"IOPC is risk to police officers' welfare"

26 January 2021

The Independent Office for Police Conduct – the body in charge of investigating the actions of police officers – is currently a “state-sanctioned risk to the welfare of police officers and their families”.

That’s the view of Greater Manchester Police Federation, which has witnessed the thousands of police officers it represents be subject to incredibly damaging IOPC probes – some that have dragged on for five years or more.

Chairman Stu Berry said that while police officers have no objection at being held accountable for their actions, the IOPC and its investigators spend far too long srutinising their work in what at times can feel like a “rampant and unchecked misuse of power”.

Stu said that the IOPC’s investigations had led to “a shocking situation for policing”, giving examples of two Greater Manchester Police officers who were going through extremely long investigations.

He said: “I need to highlight the situation of two officers we are currently representing within Greater Manchester Police Federation, who have 23 and 13 years of service. The first has been subject to investigation for over a quarter of their police service and the second nearly half of their police service, as a consequence of their individual IOPC cases. 

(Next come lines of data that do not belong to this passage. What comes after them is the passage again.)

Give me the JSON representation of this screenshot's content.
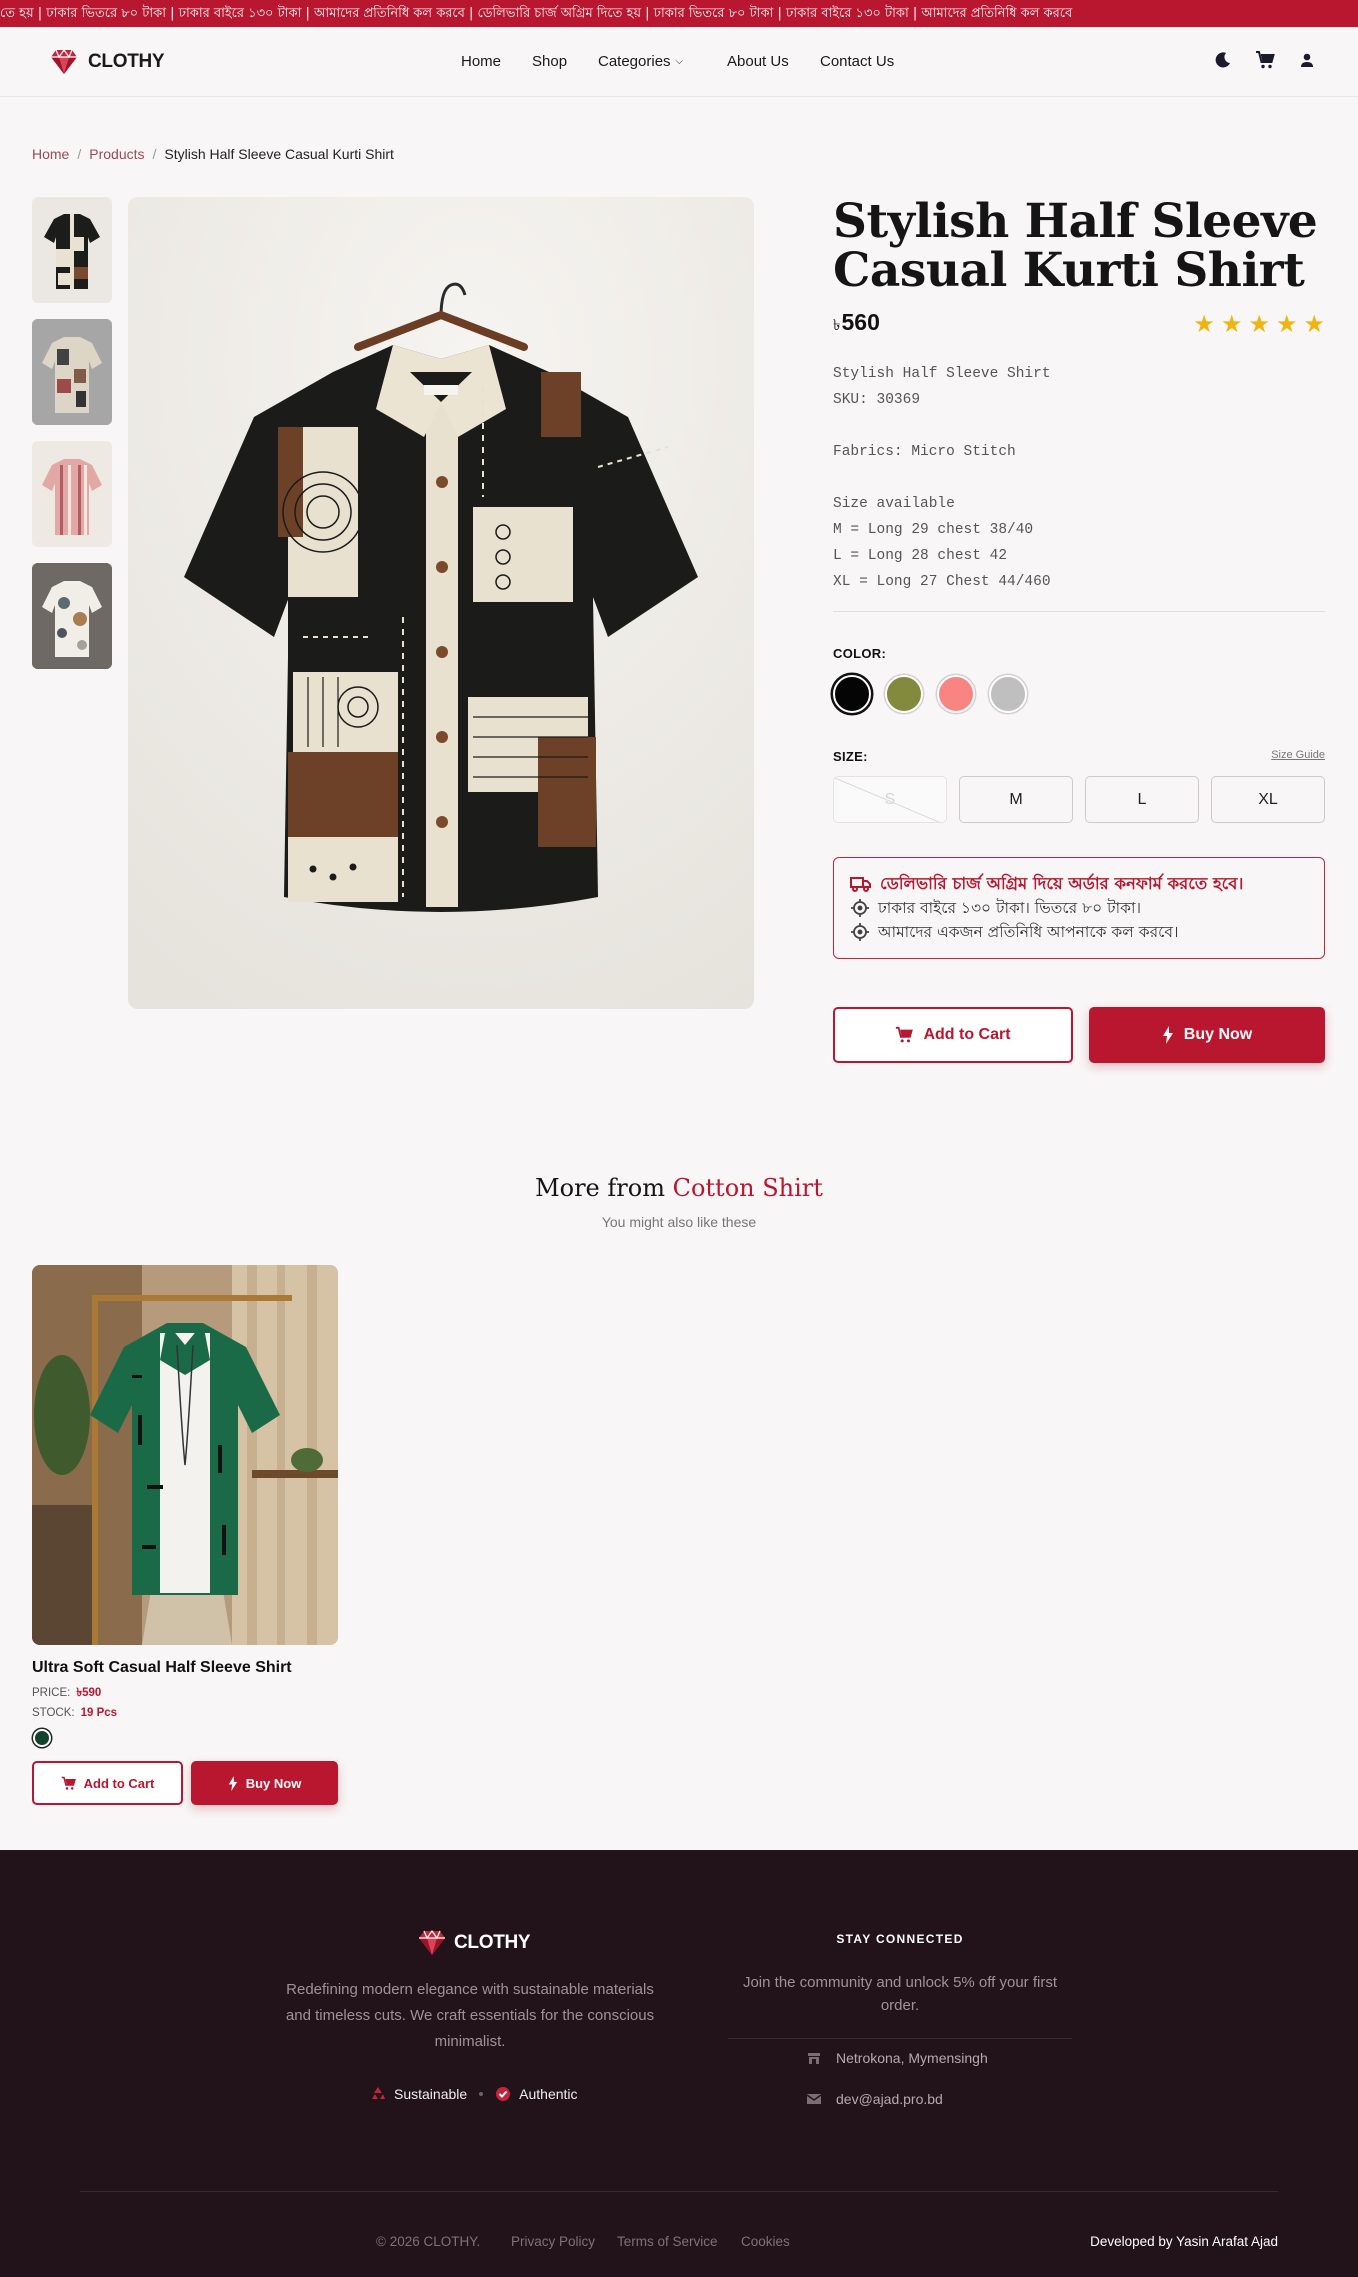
{
  "marquee": {
    "text": "তে হয় | ঢাকার ভিতরে ৮০ টাকা | ঢাকার বাইরে ১৩০ টাকা | আমাদের প্রতিনিধি কল করবে |  ডেলিভারি চার্জ অগ্রিম দিতে হয় | ঢাকার ভিতরে ৮০ টাকা | ঢাকার বাইরে ১৩০ টাকা | আমাদের প্রতিনিধি কল করবে"
  },
  "brand": {
    "name": "CLOTHY",
    "accent": "#b8172f"
  },
  "nav": {
    "items": [
      {
        "label": "Home"
      },
      {
        "label": "Shop"
      },
      {
        "label": "Categories"
      },
      {
        "label": "About Us"
      },
      {
        "label": "Contact Us"
      }
    ],
    "icons": [
      "moon-icon",
      "cart-icon",
      "user-icon"
    ]
  },
  "breadcrumb": {
    "home": "Home",
    "products": "Products",
    "current": "Stylish Half Sleeve Casual Kurti Shirt"
  },
  "product": {
    "title": "Stylish Half Sleeve Casual Kurti Shirt",
    "currency": "৳",
    "price": "560",
    "rating": 5,
    "description": {
      "subtitle": "Stylish Half Sleeve Shirt",
      "sku": "SKU: 30369",
      "fabrics": "Fabrics: Micro Stitch",
      "size_heading": "Size available",
      "size_m": "M = Long 29 chest 38/40",
      "size_l": "L = Long 28 chest 42",
      "size_xl": "XL = Long 27 Chest 44/460"
    },
    "color_label": "COLOR:",
    "colors": [
      "#050505",
      "#838a3e",
      "#f98582",
      "#bfbfbf"
    ],
    "size_label": "SIZE:",
    "size_guide": "Size Guide",
    "sizes": [
      {
        "label": "S",
        "available": false
      },
      {
        "label": "M",
        "available": true
      },
      {
        "label": "L",
        "available": true
      },
      {
        "label": "XL",
        "available": true
      }
    ],
    "notice": {
      "head": "ডেলিভারি চার্জ অগ্রিম দিয়ে অর্ডার কনফার্ম করতে হবে।",
      "line1": "ঢাকার বাইরে ১৩০ টাকা। ভিতরে ৮০ টাকা।",
      "line2": "আমাদের একজন প্রতিনিধি আপনাকে কল করবে।"
    },
    "add_to_cart": "Add to Cart",
    "buy_now": "Buy Now"
  },
  "more": {
    "title_prefix": "More from",
    "title_accent": "Cotton Shirt",
    "subtitle": "You might also like these",
    "card": {
      "name": "Ultra Soft Casual Half Sleeve Shirt",
      "price_label": "PRICE:",
      "price": "৳590",
      "stock_label": "STOCK:",
      "stock": "19 Pcs",
      "color": "#13432e",
      "add_to_cart": "Add to Cart",
      "buy_now": "Buy Now"
    }
  },
  "footer": {
    "brand": "CLOTHY",
    "tagline": "Redefining modern elegance with sustainable materials and timeless cuts. We craft essentials for the conscious minimalist.",
    "badge1": "Sustainable",
    "badge2": "Authentic",
    "stay": "STAY CONNECTED",
    "join": "Join the community and unlock 5% off your first order.",
    "location": "Netrokona, Mymensingh",
    "email": "dev@ajad.pro.bd",
    "copyright": "© 2026 CLOTHY.",
    "links": [
      "Privacy Policy",
      "Terms of Service",
      "Cookies"
    ],
    "dev_prefix": "Developed by",
    "dev_name": "Yasin Arafat Ajad"
  }
}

“That is not a misprint. Please take a few seconds to attempt to absorb that absurd and indefensible waste of public funds.

“It is an indictment within a country purporting to be a leading light of fairness and justice, within a population policed by consent.

“The IOPC is a state-sanctioned risk to the welfare of police officers and their families in its current form, despite the new name. It was previously the Independent Police Complaints Commission and nothing has altered. This rampant and unchecked misuse of power must change. It has to change.”

The Home Affairs Select Committee is currently looking into the IOPC’s timescales for investigating police officer conduct.

As part of the Police Federation of England and Wales’s #TimeLimits campaign, the Federation will be giving evidence to Parliament tomorrow (Wednesday) on the detrimental and costly impact of lengthy disciplinary investigations on police officers, their families and their colleagues.

PFEW’s Time Limits campaign has pushed for investigations into police officers to be capped at 12 months. The IOPC’s figures from 2019/20 show that cases open for longer than 12 months had decreased from 24 per cent to 17 per cent.

Stu said the Government’s intervention was just what was needed: “My hope does not sit with IOPC leaders, as that has proved fruitless. The restoration of some measure of credibility now sits with the Government and those with the power to make a change for police officers and the service we provide to the public.

“My support, and I am sure, the support of every police officer throughout England and Wales, goes to our PFEW colleagues who will give evidence at the Home Affairs Select Committee on our behalf.”

PFEW National Conduct and Performance Lead Phill Matthews said: “Protracted disciplinary investigations have ruined the careers of multiple colleagues, left a mark on their mental health, and placed pressure on their home lives and loved ones. It is clear the effects are devastating.

“Public trust in the system will erode if people do not think their complaints will be dealt with quickly. This issue is already something many complainants frequently express.

“We are encouraged the IOPC is keen to work with us rather than against us. However, the issue of investigations rumbling on for more than a year still continues, and enough is enough.”


September 2023